Task objective: Restate exactly, and only, the lines from the one containing "What data populates" through the end of the entries, keeping both endpoints.

Data about app and page elements:
------------------------------------------------

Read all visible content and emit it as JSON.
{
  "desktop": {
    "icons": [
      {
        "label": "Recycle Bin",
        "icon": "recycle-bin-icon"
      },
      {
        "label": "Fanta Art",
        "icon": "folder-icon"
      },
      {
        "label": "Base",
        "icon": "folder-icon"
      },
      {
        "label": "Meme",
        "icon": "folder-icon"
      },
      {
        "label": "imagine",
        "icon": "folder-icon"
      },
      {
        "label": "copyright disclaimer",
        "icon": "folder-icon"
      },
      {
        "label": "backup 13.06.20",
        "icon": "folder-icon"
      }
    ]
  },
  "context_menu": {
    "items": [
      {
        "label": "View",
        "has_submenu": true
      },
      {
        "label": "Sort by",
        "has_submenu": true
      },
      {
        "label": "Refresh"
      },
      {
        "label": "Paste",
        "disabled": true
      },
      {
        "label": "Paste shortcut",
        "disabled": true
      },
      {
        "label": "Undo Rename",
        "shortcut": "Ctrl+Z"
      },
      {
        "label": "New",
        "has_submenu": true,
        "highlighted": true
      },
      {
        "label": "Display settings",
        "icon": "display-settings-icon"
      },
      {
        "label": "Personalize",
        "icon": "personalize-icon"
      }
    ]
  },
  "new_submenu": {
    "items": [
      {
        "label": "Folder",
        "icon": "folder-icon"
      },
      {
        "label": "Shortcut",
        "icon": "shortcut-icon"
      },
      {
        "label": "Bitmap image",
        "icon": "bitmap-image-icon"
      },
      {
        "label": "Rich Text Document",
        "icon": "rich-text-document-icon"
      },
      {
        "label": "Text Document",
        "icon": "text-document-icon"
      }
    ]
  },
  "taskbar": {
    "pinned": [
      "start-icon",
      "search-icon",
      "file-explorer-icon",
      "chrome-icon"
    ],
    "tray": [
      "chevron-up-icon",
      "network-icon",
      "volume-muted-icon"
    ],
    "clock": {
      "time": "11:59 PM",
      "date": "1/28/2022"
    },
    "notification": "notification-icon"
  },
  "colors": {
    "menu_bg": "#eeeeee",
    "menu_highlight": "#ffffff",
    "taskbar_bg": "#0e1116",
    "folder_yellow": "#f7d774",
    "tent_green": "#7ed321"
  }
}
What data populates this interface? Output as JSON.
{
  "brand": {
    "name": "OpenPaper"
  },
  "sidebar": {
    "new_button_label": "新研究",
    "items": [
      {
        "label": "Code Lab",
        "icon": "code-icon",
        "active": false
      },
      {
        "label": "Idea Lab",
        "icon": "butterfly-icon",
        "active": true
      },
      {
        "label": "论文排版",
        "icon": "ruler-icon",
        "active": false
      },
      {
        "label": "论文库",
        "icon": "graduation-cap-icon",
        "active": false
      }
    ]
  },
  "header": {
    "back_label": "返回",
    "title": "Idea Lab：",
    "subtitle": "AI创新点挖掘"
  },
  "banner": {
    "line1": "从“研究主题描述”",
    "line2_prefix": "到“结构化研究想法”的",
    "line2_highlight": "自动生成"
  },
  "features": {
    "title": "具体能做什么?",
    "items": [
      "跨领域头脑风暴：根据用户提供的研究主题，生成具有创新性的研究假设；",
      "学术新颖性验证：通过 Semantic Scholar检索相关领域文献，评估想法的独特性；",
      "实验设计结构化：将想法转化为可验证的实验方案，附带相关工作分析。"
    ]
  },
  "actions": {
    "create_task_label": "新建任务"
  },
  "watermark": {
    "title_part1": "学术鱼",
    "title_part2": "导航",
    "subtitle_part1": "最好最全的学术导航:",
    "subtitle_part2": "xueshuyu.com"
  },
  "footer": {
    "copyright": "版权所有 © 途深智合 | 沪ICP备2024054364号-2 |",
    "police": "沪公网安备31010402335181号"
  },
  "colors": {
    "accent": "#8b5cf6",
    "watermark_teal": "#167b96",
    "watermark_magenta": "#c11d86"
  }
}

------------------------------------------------

Reply:
What data populates this interface? Output as JSON.
{
  "brand": {
    "name": "OpenPaper"
  },
  "sidebar": {
    "new_button_label": "新研究",
    "items": [
      {
        "label": "Code Lab",
        "icon": "code-icon",
        "active": false
      },
      {
        "label": "Idea Lab",
        "icon": "butterfly-icon",
        "active": true
      },
      {
        "label": "论文排版",
        "icon": "ruler-icon",
        "active": false
      },
      {
        "label": "论文库",
        "icon": "graduation-cap-icon",
        "active": false
      }
    ]
  },
  "header": {
    "back_label": "返回",
    "title": "Idea Lab：",
    "subtitle": "AI创新点挖掘"
  },
  "banner": {
    "line1": "从“研究主题描述”",
    "line2_prefix": "到“结构化研究想法”的",
    "line2_highlight": "自动生成"
  },
  "features": {
    "title": "具体能做什么?",
    "items": [
      "跨领域头脑风暴：根据用户提供的研究主题，生成具有创新性的研究假设；",
      "学术新颖性验证：通过 Semantic Scholar检索相关领域文献，评估想法的独特性；",
      "实验设计结构化：将想法转化为可验证的实验方案，附带相关工作分析。"
    ]
  },
  "actions": {
    "create_task_label": "新建任务"
  },
  "watermark": {
    "title_part1": "学术鱼",
    "title_part2": "导航",
    "subtitle_part1": "最好最全的学术导航:",
    "subtitle_part2": "xueshuyu.com"
  },
  "footer": {
    "copyright": "版权所有 © 途深智合 | 沪ICP备2024054364号-2 |",
    "police": "沪公网安备31010402335181号"
  },
  "colors": {
    "accent": "#8b5cf6",
    "watermark_teal": "#167b96",
    "watermark_magenta": "#c11d86"
  }
}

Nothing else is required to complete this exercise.